____ Extracted material
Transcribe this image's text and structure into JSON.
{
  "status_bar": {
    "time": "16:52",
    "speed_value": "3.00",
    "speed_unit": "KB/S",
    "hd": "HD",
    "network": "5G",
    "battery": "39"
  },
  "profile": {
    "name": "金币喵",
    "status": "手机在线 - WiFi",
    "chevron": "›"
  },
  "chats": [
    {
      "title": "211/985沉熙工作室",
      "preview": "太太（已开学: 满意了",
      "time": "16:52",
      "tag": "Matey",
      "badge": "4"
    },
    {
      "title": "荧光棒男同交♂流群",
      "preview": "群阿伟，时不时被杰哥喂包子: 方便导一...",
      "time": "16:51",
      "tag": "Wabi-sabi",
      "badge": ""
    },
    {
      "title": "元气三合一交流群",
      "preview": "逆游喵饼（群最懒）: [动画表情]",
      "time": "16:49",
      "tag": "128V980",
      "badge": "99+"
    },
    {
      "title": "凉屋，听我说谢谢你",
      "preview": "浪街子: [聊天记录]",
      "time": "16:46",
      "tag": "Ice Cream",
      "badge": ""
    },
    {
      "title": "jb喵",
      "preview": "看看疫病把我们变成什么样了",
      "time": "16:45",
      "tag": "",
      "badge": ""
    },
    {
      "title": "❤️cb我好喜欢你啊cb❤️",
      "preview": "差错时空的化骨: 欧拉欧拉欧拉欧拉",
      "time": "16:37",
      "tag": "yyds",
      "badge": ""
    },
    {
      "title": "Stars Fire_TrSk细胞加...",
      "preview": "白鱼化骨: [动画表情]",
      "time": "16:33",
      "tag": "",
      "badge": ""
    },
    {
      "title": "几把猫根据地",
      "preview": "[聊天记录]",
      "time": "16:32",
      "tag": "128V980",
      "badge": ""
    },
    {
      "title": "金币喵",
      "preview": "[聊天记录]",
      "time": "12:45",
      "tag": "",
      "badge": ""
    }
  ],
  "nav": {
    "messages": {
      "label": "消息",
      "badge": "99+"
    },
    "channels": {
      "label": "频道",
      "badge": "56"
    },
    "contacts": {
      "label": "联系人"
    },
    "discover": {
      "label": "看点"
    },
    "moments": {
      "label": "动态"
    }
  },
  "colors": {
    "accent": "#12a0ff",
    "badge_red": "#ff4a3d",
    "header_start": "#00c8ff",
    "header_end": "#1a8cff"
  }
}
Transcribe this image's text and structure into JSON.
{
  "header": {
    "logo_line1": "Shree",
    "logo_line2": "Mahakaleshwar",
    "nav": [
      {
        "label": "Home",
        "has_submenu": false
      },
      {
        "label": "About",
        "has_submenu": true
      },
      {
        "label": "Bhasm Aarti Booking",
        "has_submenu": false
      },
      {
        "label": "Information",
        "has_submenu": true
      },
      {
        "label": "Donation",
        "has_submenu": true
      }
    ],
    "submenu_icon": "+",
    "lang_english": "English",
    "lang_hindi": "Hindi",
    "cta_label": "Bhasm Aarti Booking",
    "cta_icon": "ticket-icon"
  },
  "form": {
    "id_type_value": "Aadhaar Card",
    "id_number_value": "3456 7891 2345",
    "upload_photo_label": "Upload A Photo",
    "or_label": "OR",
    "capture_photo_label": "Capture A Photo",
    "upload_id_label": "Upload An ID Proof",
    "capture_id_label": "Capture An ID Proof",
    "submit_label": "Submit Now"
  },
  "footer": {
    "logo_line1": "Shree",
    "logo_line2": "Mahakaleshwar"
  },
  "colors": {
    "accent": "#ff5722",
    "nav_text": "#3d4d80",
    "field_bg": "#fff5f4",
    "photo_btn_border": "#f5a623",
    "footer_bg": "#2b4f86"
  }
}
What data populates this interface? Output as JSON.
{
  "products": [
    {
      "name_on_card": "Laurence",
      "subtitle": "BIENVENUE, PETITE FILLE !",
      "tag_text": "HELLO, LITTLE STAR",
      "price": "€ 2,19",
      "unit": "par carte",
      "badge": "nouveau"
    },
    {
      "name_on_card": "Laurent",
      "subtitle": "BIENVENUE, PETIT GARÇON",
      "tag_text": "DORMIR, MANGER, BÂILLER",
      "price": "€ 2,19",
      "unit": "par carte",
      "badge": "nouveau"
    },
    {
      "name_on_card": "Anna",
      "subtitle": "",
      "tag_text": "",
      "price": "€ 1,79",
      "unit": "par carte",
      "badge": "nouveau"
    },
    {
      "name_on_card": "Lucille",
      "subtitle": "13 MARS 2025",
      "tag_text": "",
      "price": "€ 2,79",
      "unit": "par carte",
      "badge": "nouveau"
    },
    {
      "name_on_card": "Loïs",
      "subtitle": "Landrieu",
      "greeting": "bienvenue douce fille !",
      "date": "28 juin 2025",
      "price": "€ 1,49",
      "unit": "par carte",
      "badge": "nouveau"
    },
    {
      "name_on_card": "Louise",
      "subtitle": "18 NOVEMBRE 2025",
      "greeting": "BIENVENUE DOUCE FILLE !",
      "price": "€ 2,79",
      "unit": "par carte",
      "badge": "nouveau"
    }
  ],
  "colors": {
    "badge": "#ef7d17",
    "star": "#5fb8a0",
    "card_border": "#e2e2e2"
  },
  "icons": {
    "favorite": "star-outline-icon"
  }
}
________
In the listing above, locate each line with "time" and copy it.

    "time": "16:52",
      "time": "16:52",
      "time": "16:51",
      "time": "16:49",
      "time": "16:46",
      "time": "16:45",
      "time": "16:37",
      "time": "16:33",
      "time": "16:32",
      "time": "12:45",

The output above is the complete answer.